## THE PROBLEM
With the images removed, return every line below exactly as it reads.
================================
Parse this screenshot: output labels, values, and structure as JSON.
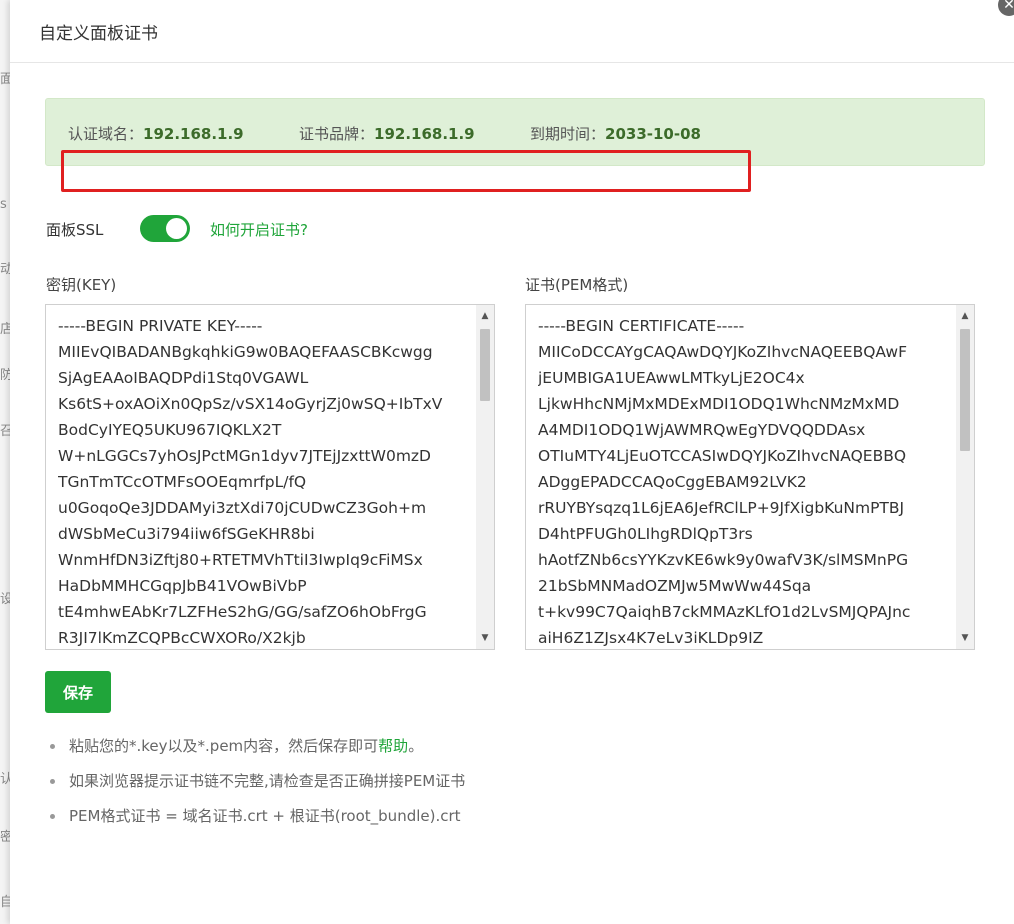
{
  "background": {
    "edge_glyphs": [
      "面",
      "s",
      "动",
      "店",
      "防",
      "召",
      "设",
      "认",
      "密",
      "自"
    ]
  },
  "dialog": {
    "title": "自定义面板证书",
    "close_icon": "close-icon"
  },
  "cert_info": {
    "domain_label": "认证域名：",
    "domain_value": "192.168.1.9",
    "brand_label": "证书品牌：",
    "brand_value": "192.168.1.9",
    "expire_label": "到期时间：",
    "expire_value": "2033-10-08"
  },
  "ssl": {
    "label": "面板SSL",
    "enabled": true,
    "help_link": "如何开启证书?"
  },
  "key_field": {
    "label": "密钥(KEY)",
    "lines": [
      "-----BEGIN PRIVATE KEY-----",
      "MIIEvQIBADANBgkqhkiG9w0BAQEFAASCBKcwgg",
      "SjAgEAAoIBAQDPdi1Stq0VGAWL",
      "Ks6tS+oxAOiXn0QpSz/vSX14oGyrjZj0wSQ+IbTxV",
      "BodCyIYEQ5UKU967IQKLX2T",
      "W+nLGGCs7yhOsJPctMGn1dyv7JTEjJzxttW0mzD",
      "TGnTmTCcOTMFsOOEqmrfpL/fQ",
      "u0GoqoQe3JDDAMyi3ztXdi70jCUDwCZ3Goh+m",
      "dWSbMeCu3i794iiw6fSGeKHR8bi",
      "WnmHfDN3iZftj80+RTETMVhTtiI3IwpIq9cFiMSx",
      "HaDbMMHCGqpJbB41VOwBiVbP",
      "tE4mhwEAbKr7LZFHeS2hG/GG/safZO6hObFrgG",
      "R3JI7lKmZCQPBcCWXORo/X2kjb"
    ]
  },
  "cert_field": {
    "label": "证书(PEM格式)",
    "lines": [
      "-----BEGIN CERTIFICATE-----",
      "MIICoDCCAYgCAQAwDQYJKoZIhvcNAQEEBQAwF",
      "jEUMBIGA1UEAwwLMTkyLjE2OC4x",
      "LjkwHhcNMjMxMDExMDI1ODQ1WhcNMzMxMD",
      "A4MDI1ODQ1WjAWMRQwEgYDVQQDDAsx",
      "OTIuMTY4LjEuOTCCASIwDQYJKoZIhvcNAQEBBQ",
      "ADggEPADCCAQoCggEBAM92LVK2",
      "rRUYBYsqzq1L6jEA6JefRClLP+9JfXigbKuNmPTBJ",
      "D4htPFUGh0LIhgRDlQpT3rs",
      "hAotfZNb6csYYKzvKE6wk9y0wafV3K/slMSMnPG",
      "21bSbMNMadOZMJw5MwWw44Sqa",
      "t+kv99C7QaiqhB7ckMMAzKLfO1d2LvSMJQPAJnc",
      "aiH6Z1ZJsx4K7eLv3iKLDp9IZ"
    ]
  },
  "actions": {
    "save_label": "保存"
  },
  "tips": {
    "tip1_text": "粘贴您的*.key以及*.pem内容，然后保存即可",
    "tip1_link": "帮助",
    "tip1_end": "。",
    "tip2": "如果浏览器提示证书链不完整,请检查是否正确拼接PEM证书",
    "tip3": "PEM格式证书 = 域名证书.crt + 根证书(root_bundle).crt"
  },
  "colors": {
    "accent": "#20a53a",
    "info_bg": "#dff0d8",
    "highlight": "#e02020"
  }
}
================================
## SOLUTION FOR THIS PROBLEM
Parse this screenshot: output labels, values, and structure as JSON.
{
  "background": {
    "edge_glyphs": [
      "面",
      "s",
      "动",
      "店",
      "防",
      "召",
      "设",
      "认",
      "密",
      "自"
    ]
  },
  "dialog": {
    "title": "自定义面板证书",
    "close_icon": "close-icon"
  },
  "cert_info": {
    "domain_label": "认证域名：",
    "domain_value": "192.168.1.9",
    "brand_label": "证书品牌：",
    "brand_value": "192.168.1.9",
    "expire_label": "到期时间：",
    "expire_value": "2033-10-08"
  },
  "ssl": {
    "label": "面板SSL",
    "enabled": true,
    "help_link": "如何开启证书?"
  },
  "key_field": {
    "label": "密钥(KEY)",
    "lines": [
      "-----BEGIN PRIVATE KEY-----",
      "MIIEvQIBADANBgkqhkiG9w0BAQEFAASCBKcwgg",
      "SjAgEAAoIBAQDPdi1Stq0VGAWL",
      "Ks6tS+oxAOiXn0QpSz/vSX14oGyrjZj0wSQ+IbTxV",
      "BodCyIYEQ5UKU967IQKLX2T",
      "W+nLGGCs7yhOsJPctMGn1dyv7JTEjJzxttW0mzD",
      "TGnTmTCcOTMFsOOEqmrfpL/fQ",
      "u0GoqoQe3JDDAMyi3ztXdi70jCUDwCZ3Goh+m",
      "dWSbMeCu3i794iiw6fSGeKHR8bi",
      "WnmHfDN3iZftj80+RTETMVhTtiI3IwpIq9cFiMSx",
      "HaDbMMHCGqpJbB41VOwBiVbP",
      "tE4mhwEAbKr7LZFHeS2hG/GG/safZO6hObFrgG",
      "R3JI7lKmZCQPBcCWXORo/X2kjb"
    ]
  },
  "cert_field": {
    "label": "证书(PEM格式)",
    "lines": [
      "-----BEGIN CERTIFICATE-----",
      "MIICoDCCAYgCAQAwDQYJKoZIhvcNAQEEBQAwF",
      "jEUMBIGA1UEAwwLMTkyLjE2OC4x",
      "LjkwHhcNMjMxMDExMDI1ODQ1WhcNMzMxMD",
      "A4MDI1ODQ1WjAWMRQwEgYDVQQDDAsx",
      "OTIuMTY4LjEuOTCCASIwDQYJKoZIhvcNAQEBBQ",
      "ADggEPADCCAQoCggEBAM92LVK2",
      "rRUYBYsqzq1L6jEA6JefRClLP+9JfXigbKuNmPTBJ",
      "D4htPFUGh0LIhgRDlQpT3rs",
      "hAotfZNb6csYYKzvKE6wk9y0wafV3K/slMSMnPG",
      "21bSbMNMadOZMJw5MwWw44Sqa",
      "t+kv99C7QaiqhB7ckMMAzKLfO1d2LvSMJQPAJnc",
      "aiH6Z1ZJsx4K7eLv3iKLDp9IZ"
    ]
  },
  "actions": {
    "save_label": "保存"
  },
  "tips": {
    "tip1_text": "粘贴您的*.key以及*.pem内容，然后保存即可",
    "tip1_link": "帮助",
    "tip1_end": "。",
    "tip2": "如果浏览器提示证书链不完整,请检查是否正确拼接PEM证书",
    "tip3": "PEM格式证书 = 域名证书.crt + 根证书(root_bundle).crt"
  },
  "colors": {
    "accent": "#20a53a",
    "info_bg": "#dff0d8",
    "highlight": "#e02020"
  }
}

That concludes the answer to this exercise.